## What is expected
All the data beneath this line is to be reproduced exactly.
(Dataset records Opens)
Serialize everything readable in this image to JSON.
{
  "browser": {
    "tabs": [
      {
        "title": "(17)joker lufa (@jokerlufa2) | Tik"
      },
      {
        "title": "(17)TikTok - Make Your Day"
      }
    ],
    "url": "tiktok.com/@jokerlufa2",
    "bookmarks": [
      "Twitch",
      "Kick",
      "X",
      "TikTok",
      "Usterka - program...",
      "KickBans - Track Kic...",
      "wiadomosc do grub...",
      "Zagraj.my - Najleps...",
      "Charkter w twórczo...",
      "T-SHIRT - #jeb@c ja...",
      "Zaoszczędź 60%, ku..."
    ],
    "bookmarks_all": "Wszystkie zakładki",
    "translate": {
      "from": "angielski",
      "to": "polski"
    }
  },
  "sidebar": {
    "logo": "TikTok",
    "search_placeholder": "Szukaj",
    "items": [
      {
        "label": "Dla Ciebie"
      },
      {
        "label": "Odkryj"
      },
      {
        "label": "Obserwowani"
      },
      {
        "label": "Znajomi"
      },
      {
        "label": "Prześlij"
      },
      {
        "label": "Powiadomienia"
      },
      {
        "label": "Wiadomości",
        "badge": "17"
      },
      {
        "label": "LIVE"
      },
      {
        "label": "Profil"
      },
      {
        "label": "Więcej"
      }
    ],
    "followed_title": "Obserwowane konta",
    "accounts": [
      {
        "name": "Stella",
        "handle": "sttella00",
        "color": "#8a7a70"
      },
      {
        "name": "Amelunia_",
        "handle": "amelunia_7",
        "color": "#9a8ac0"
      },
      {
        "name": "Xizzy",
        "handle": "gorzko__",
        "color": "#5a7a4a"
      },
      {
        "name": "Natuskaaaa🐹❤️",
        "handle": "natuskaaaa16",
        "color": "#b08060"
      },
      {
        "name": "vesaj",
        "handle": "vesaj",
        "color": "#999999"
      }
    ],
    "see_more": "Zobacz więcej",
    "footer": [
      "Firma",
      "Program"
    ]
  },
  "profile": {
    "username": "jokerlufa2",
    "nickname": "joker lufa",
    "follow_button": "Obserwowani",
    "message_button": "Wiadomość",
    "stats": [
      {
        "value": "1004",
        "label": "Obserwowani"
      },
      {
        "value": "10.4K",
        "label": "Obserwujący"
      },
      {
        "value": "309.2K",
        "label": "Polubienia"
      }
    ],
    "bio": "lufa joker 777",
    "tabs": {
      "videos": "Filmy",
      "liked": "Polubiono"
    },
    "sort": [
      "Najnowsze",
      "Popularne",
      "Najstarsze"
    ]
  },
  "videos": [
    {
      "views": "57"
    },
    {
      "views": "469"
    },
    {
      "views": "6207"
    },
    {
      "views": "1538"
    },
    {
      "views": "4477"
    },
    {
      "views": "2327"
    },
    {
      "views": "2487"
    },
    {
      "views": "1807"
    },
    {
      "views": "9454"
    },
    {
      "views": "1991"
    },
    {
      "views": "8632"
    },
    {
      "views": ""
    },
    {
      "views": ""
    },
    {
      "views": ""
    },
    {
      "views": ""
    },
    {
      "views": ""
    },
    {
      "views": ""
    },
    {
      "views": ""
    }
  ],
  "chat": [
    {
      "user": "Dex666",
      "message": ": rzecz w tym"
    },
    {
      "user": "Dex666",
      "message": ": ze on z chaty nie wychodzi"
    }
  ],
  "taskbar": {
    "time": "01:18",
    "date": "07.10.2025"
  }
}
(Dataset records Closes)
## The completed task
Serialize everything readable in this image to JSON.
{
  "browser": {
    "tabs": [
      {
        "title": "(17)joker lufa (@jokerlufa2) | Tik"
      },
      {
        "title": "(17)TikTok - Make Your Day"
      }
    ],
    "url": "tiktok.com/@jokerlufa2",
    "bookmarks": [
      "Twitch",
      "Kick",
      "X",
      "TikTok",
      "Usterka - program...",
      "KickBans - Track Kic...",
      "wiadomosc do grub...",
      "Zagraj.my - Najleps...",
      "Charkter w twórczo...",
      "T-SHIRT - #jeb@c ja...",
      "Zaoszczędź 60%, ku..."
    ],
    "bookmarks_all": "Wszystkie zakładki",
    "translate": {
      "from": "angielski",
      "to": "polski"
    }
  },
  "sidebar": {
    "logo": "TikTok",
    "search_placeholder": "Szukaj",
    "items": [
      {
        "label": "Dla Ciebie"
      },
      {
        "label": "Odkryj"
      },
      {
        "label": "Obserwowani"
      },
      {
        "label": "Znajomi"
      },
      {
        "label": "Prześlij"
      },
      {
        "label": "Powiadomienia"
      },
      {
        "label": "Wiadomości",
        "badge": "17"
      },
      {
        "label": "LIVE"
      },
      {
        "label": "Profil"
      },
      {
        "label": "Więcej"
      }
    ],
    "followed_title": "Obserwowane konta",
    "accounts": [
      {
        "name": "Stella",
        "handle": "sttella00",
        "color": "#8a7a70"
      },
      {
        "name": "Amelunia_",
        "handle": "amelunia_7",
        "color": "#9a8ac0"
      },
      {
        "name": "Xizzy",
        "handle": "gorzko__",
        "color": "#5a7a4a"
      },
      {
        "name": "Natuskaaaa🐹❤️",
        "handle": "natuskaaaa16",
        "color": "#b08060"
      },
      {
        "name": "vesaj",
        "handle": "vesaj",
        "color": "#999999"
      }
    ],
    "see_more": "Zobacz więcej",
    "footer": [
      "Firma",
      "Program"
    ]
  },
  "profile": {
    "username": "jokerlufa2",
    "nickname": "joker lufa",
    "follow_button": "Obserwowani",
    "message_button": "Wiadomość",
    "stats": [
      {
        "value": "1004",
        "label": "Obserwowani"
      },
      {
        "value": "10.4K",
        "label": "Obserwujący"
      },
      {
        "value": "309.2K",
        "label": "Polubienia"
      }
    ],
    "bio": "lufa joker 777",
    "tabs": {
      "videos": "Filmy",
      "liked": "Polubiono"
    },
    "sort": [
      "Najnowsze",
      "Popularne",
      "Najstarsze"
    ]
  },
  "videos": [
    {
      "views": "57"
    },
    {
      "views": "469"
    },
    {
      "views": "6207"
    },
    {
      "views": "1538"
    },
    {
      "views": "4477"
    },
    {
      "views": "2327"
    },
    {
      "views": "2487"
    },
    {
      "views": "1807"
    },
    {
      "views": "9454"
    },
    {
      "views": "1991"
    },
    {
      "views": "8632"
    },
    {
      "views": ""
    },
    {
      "views": ""
    },
    {
      "views": ""
    },
    {
      "views": ""
    },
    {
      "views": ""
    },
    {
      "views": ""
    },
    {
      "views": ""
    }
  ],
  "chat": [
    {
      "user": "Dex666",
      "message": ": rzecz w tym"
    },
    {
      "user": "Dex666",
      "message": ": ze on z chaty nie wychodzi"
    }
  ],
  "taskbar": {
    "time": "01:18",
    "date": "07.10.2025"
  }
}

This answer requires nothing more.